The second is the condition in the RFP that the commercial component include such a high percentage (as high as 75 percent) of non-residential use in a regional market that is currently overbuilt as it is, where there is no shortage of office space and commercial-retail options.
The way it plays out is a two-stage process, the first being the construction of the new school facilities and then, only after they are completed and the old facilities then demolished, can the second phase, the commercial phase, begin. That ties up the commercial component for at least four years, the component that the developer would count on for the revenue flow needed to pay for everything else and come away with some kind of profit.
“It is like they went up into their attic and pulled down every ornament they could find to put on their Christmas tree,” one developer quipped, according to the News-Press source.
According to one of the proposals, the News-Press was told, the cost of the new school facilities, a public swimming pool and road improvements is projected to cost $180 million. The cost of the athletic fields called for is estimated at $30 million (the News-Press source noted that a private school in the District with major benefactors revamped all its fields for $16 million).
Some developers considered the City’s RFP to represent “a bit of a wild goose chase” with unrealistic financial expectations and conditions on the commercial acreage component. “It is simply not financially attractive to many,” he said.
He said certain of the same constraints caused Akridge, one of the biggest commercial developers in the region, to give up on its Falls Church Gateway project on N. Washington St., which it sold to the Inova Health Systems last year. The City was demanding Akridge find a lead tenant to occupy 80,000 square feet of the site, and it was simply undoable.
The News-Press source said that the most successful use of the commercial component of the campus redevelopment project land would be residential options to attract millennials and age-targeted populations (age-targeted, as opposed to age-restricted, he emphasized). The nearby Metro could be a huge component of what would make condominiums on that land, for example, highly attractive to those demographic components.

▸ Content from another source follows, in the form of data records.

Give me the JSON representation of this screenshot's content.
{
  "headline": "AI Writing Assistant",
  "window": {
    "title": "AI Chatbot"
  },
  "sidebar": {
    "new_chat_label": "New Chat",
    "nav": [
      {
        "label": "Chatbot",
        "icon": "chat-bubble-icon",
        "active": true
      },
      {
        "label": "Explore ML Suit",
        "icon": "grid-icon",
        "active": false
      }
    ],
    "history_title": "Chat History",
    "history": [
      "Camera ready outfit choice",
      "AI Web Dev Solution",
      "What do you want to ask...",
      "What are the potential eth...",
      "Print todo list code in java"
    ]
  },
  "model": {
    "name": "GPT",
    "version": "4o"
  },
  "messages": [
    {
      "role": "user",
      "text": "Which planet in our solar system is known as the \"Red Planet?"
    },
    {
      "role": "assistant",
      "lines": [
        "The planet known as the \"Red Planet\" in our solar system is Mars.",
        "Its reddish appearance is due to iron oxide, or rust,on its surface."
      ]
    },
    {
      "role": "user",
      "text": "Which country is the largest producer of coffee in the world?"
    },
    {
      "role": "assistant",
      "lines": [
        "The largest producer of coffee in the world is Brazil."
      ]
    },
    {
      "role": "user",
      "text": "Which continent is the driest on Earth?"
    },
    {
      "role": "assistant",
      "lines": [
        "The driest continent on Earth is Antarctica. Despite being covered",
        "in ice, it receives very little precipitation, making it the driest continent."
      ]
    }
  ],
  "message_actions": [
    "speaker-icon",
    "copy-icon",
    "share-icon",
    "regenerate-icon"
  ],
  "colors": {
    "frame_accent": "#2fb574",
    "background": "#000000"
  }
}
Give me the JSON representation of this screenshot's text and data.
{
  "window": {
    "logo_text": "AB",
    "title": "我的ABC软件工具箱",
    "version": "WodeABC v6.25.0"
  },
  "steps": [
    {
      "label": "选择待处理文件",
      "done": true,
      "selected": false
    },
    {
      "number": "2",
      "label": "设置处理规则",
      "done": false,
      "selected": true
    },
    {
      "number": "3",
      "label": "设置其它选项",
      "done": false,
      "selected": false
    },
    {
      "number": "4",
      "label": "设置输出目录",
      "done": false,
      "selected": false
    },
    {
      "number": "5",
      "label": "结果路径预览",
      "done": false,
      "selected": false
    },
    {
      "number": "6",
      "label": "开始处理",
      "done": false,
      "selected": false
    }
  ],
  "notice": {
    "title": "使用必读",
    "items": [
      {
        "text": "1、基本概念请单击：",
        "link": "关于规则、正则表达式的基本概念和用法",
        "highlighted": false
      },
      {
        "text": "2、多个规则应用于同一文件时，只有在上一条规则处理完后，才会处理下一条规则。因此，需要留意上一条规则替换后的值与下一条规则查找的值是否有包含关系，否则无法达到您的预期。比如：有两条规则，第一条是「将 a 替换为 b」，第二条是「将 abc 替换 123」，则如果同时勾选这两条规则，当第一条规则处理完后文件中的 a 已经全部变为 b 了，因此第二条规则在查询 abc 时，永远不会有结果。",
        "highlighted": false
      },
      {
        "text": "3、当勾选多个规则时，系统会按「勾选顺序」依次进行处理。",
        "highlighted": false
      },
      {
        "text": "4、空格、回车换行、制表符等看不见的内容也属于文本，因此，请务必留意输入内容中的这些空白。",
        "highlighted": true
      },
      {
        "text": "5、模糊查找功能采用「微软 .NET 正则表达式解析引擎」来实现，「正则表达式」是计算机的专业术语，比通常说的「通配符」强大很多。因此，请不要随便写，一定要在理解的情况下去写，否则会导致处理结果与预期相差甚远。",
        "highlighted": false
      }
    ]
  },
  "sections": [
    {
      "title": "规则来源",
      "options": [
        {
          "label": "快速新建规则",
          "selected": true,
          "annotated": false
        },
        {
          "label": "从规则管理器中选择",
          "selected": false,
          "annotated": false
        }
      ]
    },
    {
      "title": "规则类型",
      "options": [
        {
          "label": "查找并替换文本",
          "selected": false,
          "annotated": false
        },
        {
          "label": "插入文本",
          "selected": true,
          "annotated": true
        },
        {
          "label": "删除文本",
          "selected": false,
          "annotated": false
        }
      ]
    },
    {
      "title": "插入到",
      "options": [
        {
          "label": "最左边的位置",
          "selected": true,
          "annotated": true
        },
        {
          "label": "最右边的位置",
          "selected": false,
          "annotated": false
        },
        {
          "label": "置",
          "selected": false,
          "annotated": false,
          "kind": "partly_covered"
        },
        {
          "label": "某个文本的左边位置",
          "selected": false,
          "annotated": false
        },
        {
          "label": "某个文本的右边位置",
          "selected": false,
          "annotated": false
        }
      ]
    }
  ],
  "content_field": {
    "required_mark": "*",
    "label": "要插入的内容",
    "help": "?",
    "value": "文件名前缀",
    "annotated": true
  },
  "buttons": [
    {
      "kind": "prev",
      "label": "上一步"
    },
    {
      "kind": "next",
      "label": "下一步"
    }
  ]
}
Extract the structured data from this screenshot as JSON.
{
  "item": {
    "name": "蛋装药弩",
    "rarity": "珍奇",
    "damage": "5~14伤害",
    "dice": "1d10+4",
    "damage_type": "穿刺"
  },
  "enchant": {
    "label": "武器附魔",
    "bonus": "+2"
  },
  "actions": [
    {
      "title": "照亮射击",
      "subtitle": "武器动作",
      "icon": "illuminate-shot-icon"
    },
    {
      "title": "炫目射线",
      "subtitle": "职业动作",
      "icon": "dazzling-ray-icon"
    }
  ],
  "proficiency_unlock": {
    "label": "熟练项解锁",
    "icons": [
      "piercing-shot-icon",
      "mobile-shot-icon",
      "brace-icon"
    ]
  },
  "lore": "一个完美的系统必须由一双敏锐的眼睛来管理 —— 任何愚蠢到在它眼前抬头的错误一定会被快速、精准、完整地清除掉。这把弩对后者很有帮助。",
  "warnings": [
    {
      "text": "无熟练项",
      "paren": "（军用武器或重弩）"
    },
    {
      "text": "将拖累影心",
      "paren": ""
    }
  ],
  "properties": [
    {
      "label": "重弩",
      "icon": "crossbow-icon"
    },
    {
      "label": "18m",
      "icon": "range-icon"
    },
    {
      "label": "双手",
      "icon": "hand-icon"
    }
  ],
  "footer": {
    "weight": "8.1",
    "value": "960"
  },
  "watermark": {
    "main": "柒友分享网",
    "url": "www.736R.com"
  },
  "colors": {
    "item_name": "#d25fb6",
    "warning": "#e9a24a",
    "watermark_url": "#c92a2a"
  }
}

With the prospective job explosion expected in Tysons Corner, Metro-proximate workforce housing, including micro unit housing, could be very popular and lucrative, he suggested.